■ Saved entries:
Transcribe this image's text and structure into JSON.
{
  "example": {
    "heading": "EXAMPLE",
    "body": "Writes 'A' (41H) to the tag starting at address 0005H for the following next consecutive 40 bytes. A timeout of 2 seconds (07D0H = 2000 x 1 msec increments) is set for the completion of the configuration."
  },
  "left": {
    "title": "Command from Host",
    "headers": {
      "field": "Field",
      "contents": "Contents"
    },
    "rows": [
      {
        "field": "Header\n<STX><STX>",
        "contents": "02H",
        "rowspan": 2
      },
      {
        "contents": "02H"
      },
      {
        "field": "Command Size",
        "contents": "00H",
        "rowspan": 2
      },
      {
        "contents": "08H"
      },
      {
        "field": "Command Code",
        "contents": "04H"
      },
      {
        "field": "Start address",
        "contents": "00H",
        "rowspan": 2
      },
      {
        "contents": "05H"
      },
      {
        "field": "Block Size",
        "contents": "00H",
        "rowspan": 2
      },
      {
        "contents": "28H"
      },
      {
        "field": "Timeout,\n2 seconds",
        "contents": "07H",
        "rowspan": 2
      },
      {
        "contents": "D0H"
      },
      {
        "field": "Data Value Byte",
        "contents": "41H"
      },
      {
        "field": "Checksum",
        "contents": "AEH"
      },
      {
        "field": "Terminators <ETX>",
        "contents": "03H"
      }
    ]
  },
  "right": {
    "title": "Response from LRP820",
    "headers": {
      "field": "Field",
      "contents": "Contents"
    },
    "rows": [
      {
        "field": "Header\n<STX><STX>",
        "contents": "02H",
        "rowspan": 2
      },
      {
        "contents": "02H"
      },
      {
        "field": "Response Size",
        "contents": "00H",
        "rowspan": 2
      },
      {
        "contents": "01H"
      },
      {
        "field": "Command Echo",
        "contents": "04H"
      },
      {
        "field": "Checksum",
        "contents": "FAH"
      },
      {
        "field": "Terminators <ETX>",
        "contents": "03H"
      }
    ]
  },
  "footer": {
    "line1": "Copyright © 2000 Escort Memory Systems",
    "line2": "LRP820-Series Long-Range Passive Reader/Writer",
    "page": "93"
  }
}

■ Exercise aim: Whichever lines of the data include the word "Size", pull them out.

■ Output of the exercise:
        "field": "Command Size",
        "field": "Block Size",
        "field": "Response Size",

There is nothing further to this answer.